* **Work instructions**: Could you report every line from the entries that includes the word "Invalid"?

· · ·

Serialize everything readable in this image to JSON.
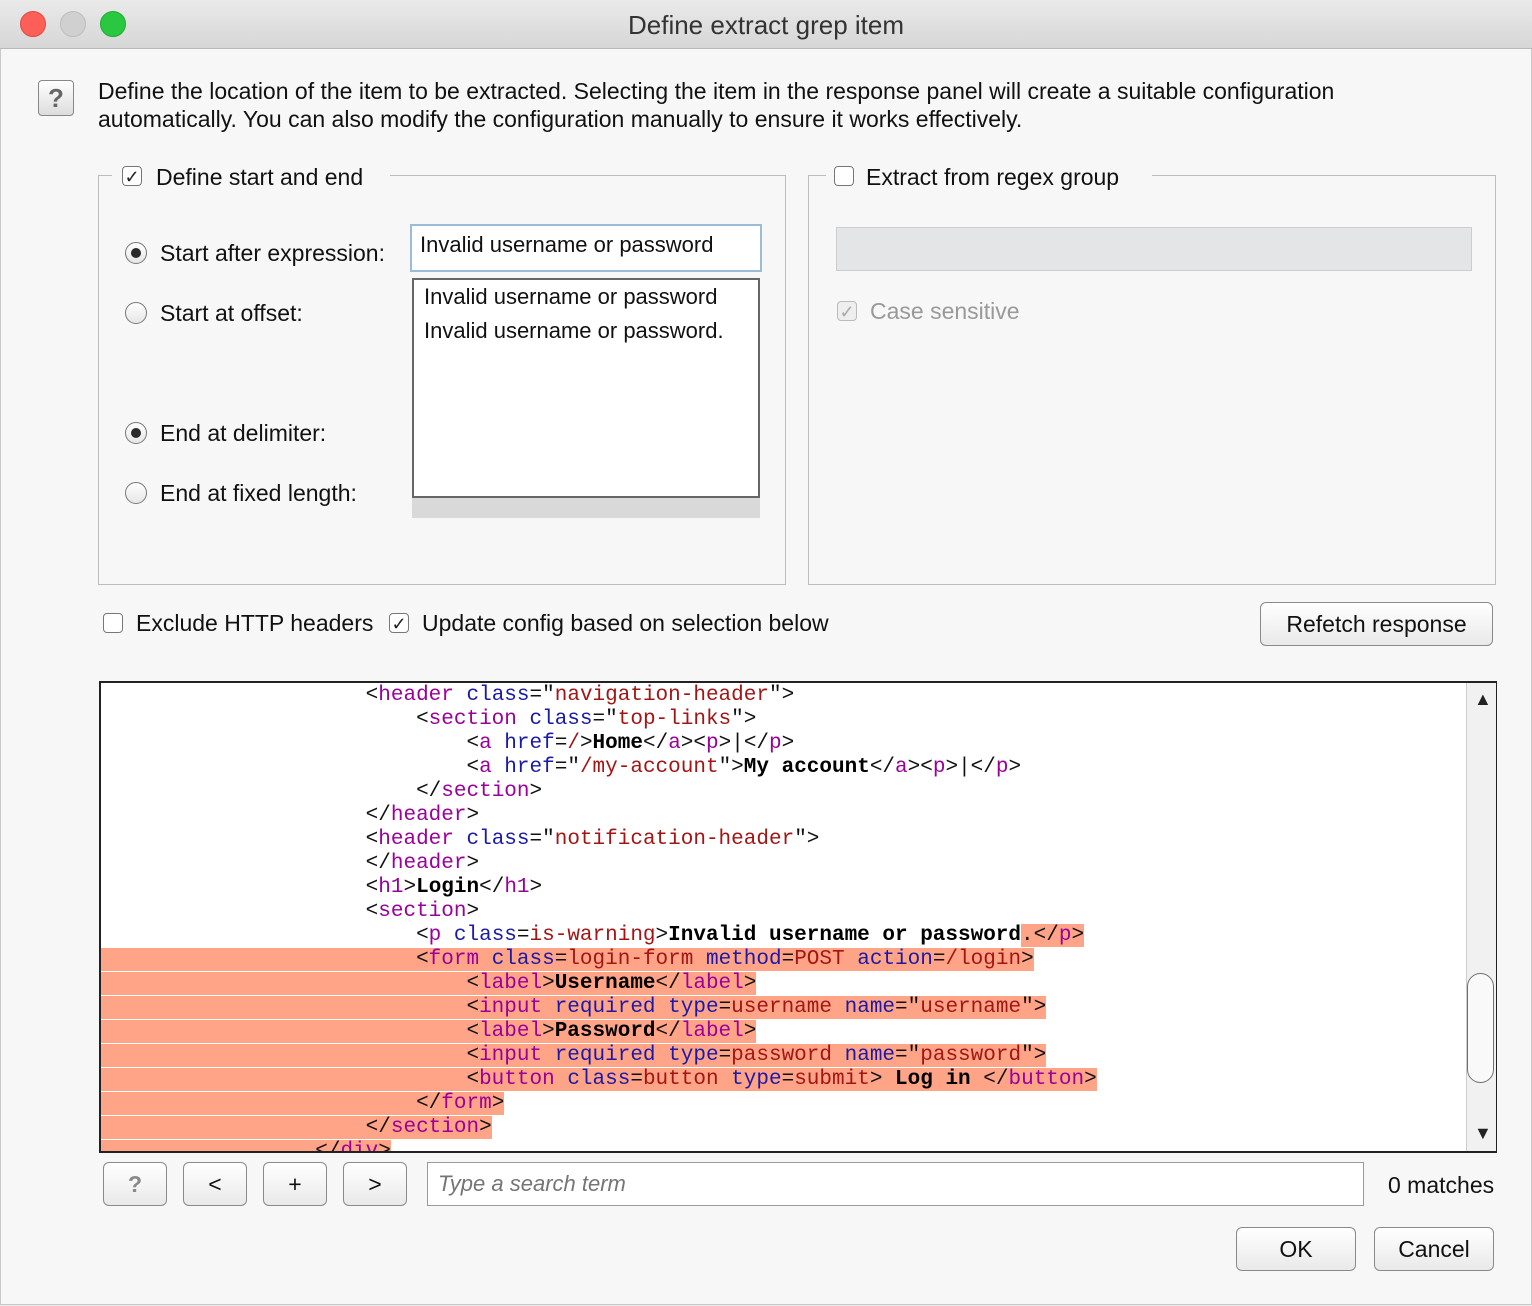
{
  "window": {
    "title": "Define extract grep item"
  },
  "description": {
    "line1": "Define the location of the item to be extracted. Selecting the item in the response panel will create a suitable configuration",
    "line2": "automatically. You can also modify the configuration manually to ensure it works effectively."
  },
  "start_end_group": {
    "label": "Define start and end",
    "checked": true,
    "start_after_label": "Start after expression:",
    "start_after_value": "Invalid username or password",
    "start_offset_label": "Start at offset:",
    "end_delimiter_label": "End at delimiter:",
    "end_fixed_label": "End at fixed length:",
    "suggestions": [
      "Invalid username or password",
      "Invalid username or password."
    ]
  },
  "regex_group": {
    "label": "Extract from regex group",
    "checked": false,
    "case_sensitive_label": "Case sensitive"
  },
  "options": {
    "exclude_headers_label": "Exclude HTTP headers",
    "update_config_label": "Update config based on selection below",
    "refetch_label": "Refetch response"
  },
  "search": {
    "placeholder": "Type a search term",
    "matches": "0 matches",
    "help_label": "?",
    "prev_label": "<",
    "add_label": "+",
    "next_label": ">"
  },
  "footer": {
    "ok_label": "OK",
    "cancel_label": "Cancel"
  },
  "colors": {
    "highlight": "#ffa487",
    "tag": "#9b009b",
    "attribute": "#1a1aa6",
    "value": "#a31515"
  },
  "code_lines": [
    {
      "indent": 20,
      "hl": "none",
      "tokens": [
        [
          "p",
          "<"
        ],
        [
          "t",
          "header"
        ],
        [
          "p",
          " "
        ],
        [
          "a",
          "class"
        ],
        [
          "p",
          "=\""
        ],
        [
          "v",
          "navigation-header"
        ],
        [
          "p",
          "\">"
        ]
      ]
    },
    {
      "indent": 24,
      "hl": "none",
      "tokens": [
        [
          "p",
          "<"
        ],
        [
          "t",
          "section"
        ],
        [
          "p",
          " "
        ],
        [
          "a",
          "class"
        ],
        [
          "p",
          "=\""
        ],
        [
          "v",
          "top-links"
        ],
        [
          "p",
          "\">"
        ]
      ]
    },
    {
      "indent": 28,
      "hl": "none",
      "tokens": [
        [
          "p",
          "<"
        ],
        [
          "t",
          "a"
        ],
        [
          "p",
          " "
        ],
        [
          "a",
          "href"
        ],
        [
          "p",
          "="
        ],
        [
          "v",
          "/"
        ],
        [
          "p",
          ">"
        ],
        [
          "b",
          "Home"
        ],
        [
          "p",
          "</"
        ],
        [
          "t",
          "a"
        ],
        [
          "p",
          "><"
        ],
        [
          "t",
          "p"
        ],
        [
          "p",
          ">|</"
        ],
        [
          "t",
          "p"
        ],
        [
          "p",
          ">"
        ]
      ]
    },
    {
      "indent": 28,
      "hl": "none",
      "tokens": [
        [
          "p",
          "<"
        ],
        [
          "t",
          "a"
        ],
        [
          "p",
          " "
        ],
        [
          "a",
          "href"
        ],
        [
          "p",
          "=\""
        ],
        [
          "v",
          "/my-account"
        ],
        [
          "p",
          "\">"
        ],
        [
          "b",
          "My account"
        ],
        [
          "p",
          "</"
        ],
        [
          "t",
          "a"
        ],
        [
          "p",
          "><"
        ],
        [
          "t",
          "p"
        ],
        [
          "p",
          ">|</"
        ],
        [
          "t",
          "p"
        ],
        [
          "p",
          ">"
        ]
      ]
    },
    {
      "indent": 24,
      "hl": "none",
      "tokens": [
        [
          "p",
          "</"
        ],
        [
          "t",
          "section"
        ],
        [
          "p",
          ">"
        ]
      ]
    },
    {
      "indent": 20,
      "hl": "none",
      "tokens": [
        [
          "p",
          "</"
        ],
        [
          "t",
          "header"
        ],
        [
          "p",
          ">"
        ]
      ]
    },
    {
      "indent": 20,
      "hl": "none",
      "tokens": [
        [
          "p",
          "<"
        ],
        [
          "t",
          "header"
        ],
        [
          "p",
          " "
        ],
        [
          "a",
          "class"
        ],
        [
          "p",
          "=\""
        ],
        [
          "v",
          "notification-header"
        ],
        [
          "p",
          "\">"
        ]
      ]
    },
    {
      "indent": 20,
      "hl": "none",
      "tokens": [
        [
          "p",
          "</"
        ],
        [
          "t",
          "header"
        ],
        [
          "p",
          ">"
        ]
      ]
    },
    {
      "indent": 20,
      "hl": "none",
      "tokens": [
        [
          "p",
          "<"
        ],
        [
          "t",
          "h1"
        ],
        [
          "p",
          ">"
        ],
        [
          "b",
          "Login"
        ],
        [
          "p",
          "</"
        ],
        [
          "t",
          "h1"
        ],
        [
          "p",
          ">"
        ]
      ]
    },
    {
      "indent": 20,
      "hl": "none",
      "tokens": [
        [
          "p",
          "<"
        ],
        [
          "t",
          "section"
        ],
        [
          "p",
          ">"
        ]
      ]
    },
    {
      "indent": 24,
      "hl": "partial",
      "tokens": [
        [
          "p",
          "<"
        ],
        [
          "t",
          "p"
        ],
        [
          "p",
          " "
        ],
        [
          "a",
          "class"
        ],
        [
          "p",
          "="
        ],
        [
          "v",
          "is-warning"
        ],
        [
          "p",
          ">"
        ],
        [
          "b",
          "Invalid username or password"
        ],
        [
          "H",
          "."
        ],
        [
          "H",
          "</"
        ],
        [
          "Ht",
          "p"
        ],
        [
          "H",
          ">"
        ]
      ]
    },
    {
      "indent": 24,
      "hl": "full",
      "tokens": [
        [
          "p",
          "<"
        ],
        [
          "t",
          "form"
        ],
        [
          "p",
          " "
        ],
        [
          "a",
          "class"
        ],
        [
          "p",
          "="
        ],
        [
          "v",
          "login-form"
        ],
        [
          "p",
          " "
        ],
        [
          "a",
          "method"
        ],
        [
          "p",
          "="
        ],
        [
          "v",
          "POST"
        ],
        [
          "p",
          " "
        ],
        [
          "a",
          "action"
        ],
        [
          "p",
          "="
        ],
        [
          "v",
          "/login"
        ],
        [
          "p",
          ">"
        ]
      ]
    },
    {
      "indent": 28,
      "hl": "full",
      "tokens": [
        [
          "p",
          "<"
        ],
        [
          "t",
          "label"
        ],
        [
          "p",
          ">"
        ],
        [
          "b",
          "Username"
        ],
        [
          "p",
          "</"
        ],
        [
          "t",
          "label"
        ],
        [
          "p",
          ">"
        ]
      ]
    },
    {
      "indent": 28,
      "hl": "full",
      "tokens": [
        [
          "p",
          "<"
        ],
        [
          "t",
          "input"
        ],
        [
          "p",
          " "
        ],
        [
          "a",
          "required"
        ],
        [
          "p",
          " "
        ],
        [
          "a",
          "type"
        ],
        [
          "p",
          "="
        ],
        [
          "v",
          "username"
        ],
        [
          "p",
          " "
        ],
        [
          "a",
          "name"
        ],
        [
          "p",
          "=\""
        ],
        [
          "v",
          "username"
        ],
        [
          "p",
          "\">"
        ]
      ]
    },
    {
      "indent": 28,
      "hl": "full",
      "tokens": [
        [
          "p",
          "<"
        ],
        [
          "t",
          "label"
        ],
        [
          "p",
          ">"
        ],
        [
          "b",
          "Password"
        ],
        [
          "p",
          "</"
        ],
        [
          "t",
          "label"
        ],
        [
          "p",
          ">"
        ]
      ]
    },
    {
      "indent": 28,
      "hl": "full",
      "tokens": [
        [
          "p",
          "<"
        ],
        [
          "t",
          "input"
        ],
        [
          "p",
          " "
        ],
        [
          "a",
          "required"
        ],
        [
          "p",
          " "
        ],
        [
          "a",
          "type"
        ],
        [
          "p",
          "="
        ],
        [
          "v",
          "password"
        ],
        [
          "p",
          " "
        ],
        [
          "a",
          "name"
        ],
        [
          "p",
          "=\""
        ],
        [
          "v",
          "password"
        ],
        [
          "p",
          "\">"
        ]
      ]
    },
    {
      "indent": 28,
      "hl": "full",
      "tokens": [
        [
          "p",
          "<"
        ],
        [
          "t",
          "button"
        ],
        [
          "p",
          " "
        ],
        [
          "a",
          "class"
        ],
        [
          "p",
          "="
        ],
        [
          "v",
          "button"
        ],
        [
          "p",
          " "
        ],
        [
          "a",
          "type"
        ],
        [
          "p",
          "="
        ],
        [
          "v",
          "submit"
        ],
        [
          "p",
          "> "
        ],
        [
          "b",
          "Log in"
        ],
        [
          "p",
          " </"
        ],
        [
          "t",
          "button"
        ],
        [
          "p",
          ">"
        ]
      ]
    },
    {
      "indent": 24,
      "hl": "full",
      "tokens": [
        [
          "p",
          "</"
        ],
        [
          "t",
          "form"
        ],
        [
          "p",
          ">"
        ]
      ]
    },
    {
      "indent": 20,
      "hl": "full",
      "tokens": [
        [
          "p",
          "</"
        ],
        [
          "t",
          "section"
        ],
        [
          "p",
          ">"
        ]
      ]
    },
    {
      "indent": 16,
      "hl": "full",
      "tokens": [
        [
          "p",
          "</"
        ],
        [
          "t",
          "div"
        ],
        [
          "p",
          ">"
        ]
      ]
    }
  ]
}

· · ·

* **Answer to this task**:
    "start_after_value": "Invalid username or password",
      "Invalid username or password",
      "Invalid username or password."
          "Invalid username or password"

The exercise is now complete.